§ **Records for the exercise**:

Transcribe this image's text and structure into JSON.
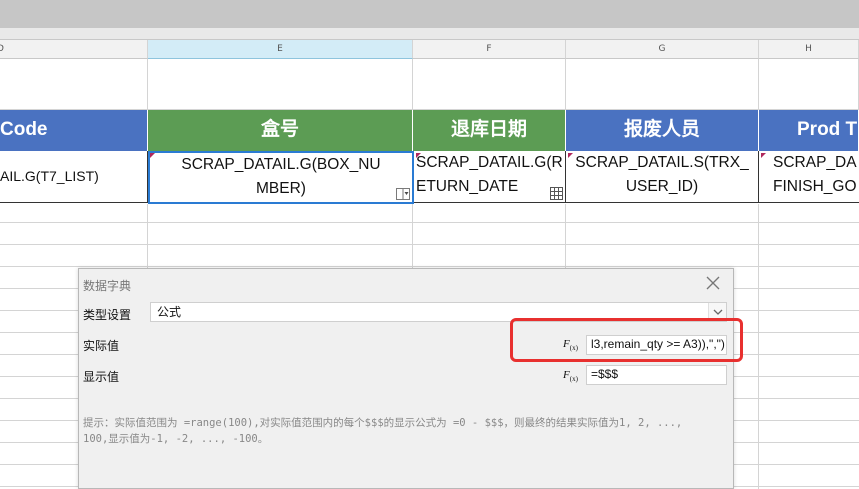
{
  "columns": {
    "d_letter": "D",
    "e_letter": "E",
    "f_letter": "F",
    "g_letter": "G",
    "h_letter": "H"
  },
  "header_row": {
    "d": "Code",
    "e": "盒号",
    "f": "退库日期",
    "g": "报废人员",
    "h": "Prod T"
  },
  "data_row": {
    "d": "AIL.G(T7_LIST)",
    "e": "SCRAP_DATAIL.G(BOX_NUMBER)",
    "f": "SCRAP_DATAIL.G(RETURN_DATE",
    "g": "SCRAP_DATAIL.S(TRX_USER_ID)",
    "h": "SCRAP_DAFINISH_GO"
  },
  "dialog": {
    "title": "数据字典",
    "type_label": "类型设置",
    "type_value": "公式",
    "actual_label": "实际值",
    "actual_value": "l3,remain_qty >= A3)),\",\")",
    "display_label": "显示值",
    "display_value": "=$$$",
    "fx_label": "F",
    "fx_sub": "(x)",
    "hint": "提示：实际值范围为 =range(100),对实际值范围内的每个$$$的显示公式为 =0 - $$$，则最终的结果实际值为1, 2, ..., 100,显示值为-1, -2, ..., -100。"
  },
  "colors": {
    "header_blue": "#4a72c1",
    "header_green": "#5c9c54",
    "selection_blue": "#2a7bd3",
    "highlight_red": "#e8302f"
  }
}
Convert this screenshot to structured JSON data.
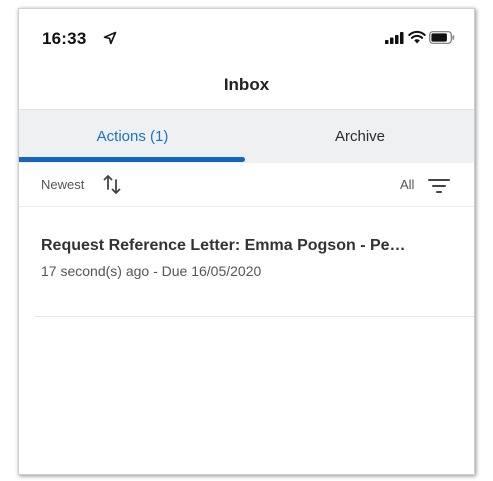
{
  "status_bar": {
    "time": "16:33",
    "location_icon": "location-arrow-icon",
    "signal_icon": "cellular-signal-icon",
    "wifi_icon": "wifi-icon",
    "battery_icon": "battery-icon"
  },
  "header": {
    "title": "Inbox"
  },
  "tabs": [
    {
      "label": "Actions (1)",
      "selected": true
    },
    {
      "label": "Archive",
      "selected": false
    }
  ],
  "filter_bar": {
    "sort_label": "Newest",
    "sort_icon": "sort-arrows-icon",
    "filter_label": "All",
    "filter_icon": "filter-lines-icon"
  },
  "inbox_items": [
    {
      "title": "Request Reference Letter: Emma Pogson - Pe…",
      "subtitle": "17 second(s) ago - Due 16/05/2020"
    }
  ],
  "colors": {
    "accent": "#1565c0",
    "active_tab_text": "#1a73c8",
    "tab_background": "#eef0f1"
  }
}
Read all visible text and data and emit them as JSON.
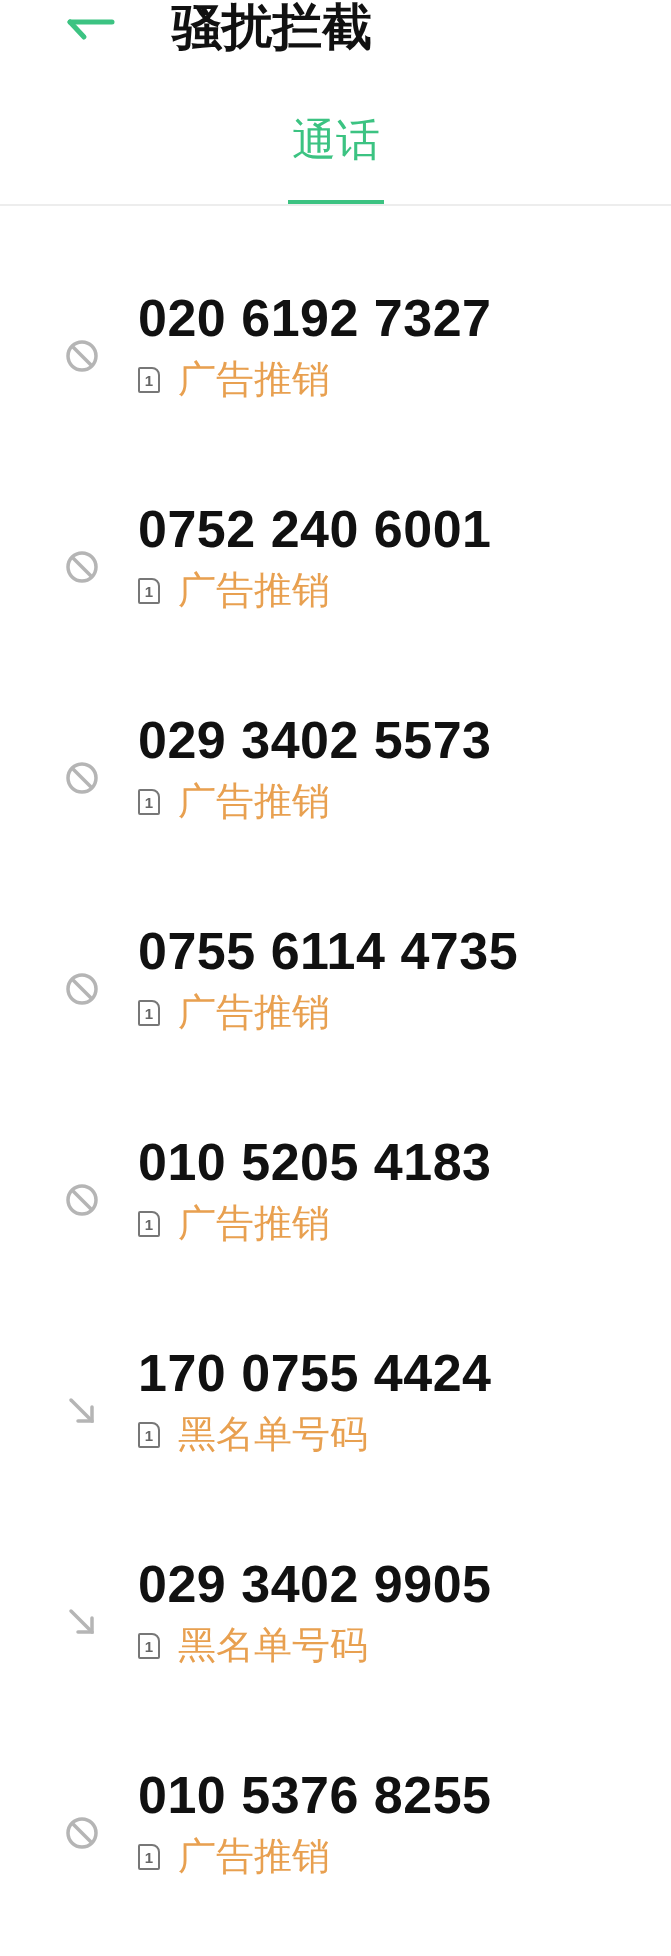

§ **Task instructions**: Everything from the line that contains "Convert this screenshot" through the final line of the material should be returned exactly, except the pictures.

§ **Result of the task**:
Convert this screenshot to structured JSON data.
{
  "status_bar": {
    "time": "16:33",
    "location_icon": "location-arrow-icon",
    "signal_icon": "cellular-signal-icon",
    "wifi_icon": "wifi-icon",
    "battery_icon": "battery-icon"
  },
  "header": {
    "title": "Inbox"
  },
  "tabs": [
    {
      "label": "Actions (1)",
      "selected": true
    },
    {
      "label": "Archive",
      "selected": false
    }
  ],
  "filter_bar": {
    "sort_label": "Newest",
    "sort_icon": "sort-arrows-icon",
    "filter_label": "All",
    "filter_icon": "filter-lines-icon"
  },
  "inbox_items": [
    {
      "title": "Request Reference Letter: Emma Pogson - Pe…",
      "subtitle": "17 second(s) ago - Due 16/05/2020"
    }
  ],
  "colors": {
    "accent": "#1565c0",
    "active_tab_text": "#1a73c8",
    "tab_background": "#eef0f1"
  }
}
Read all visible text and data and emit them as JSON.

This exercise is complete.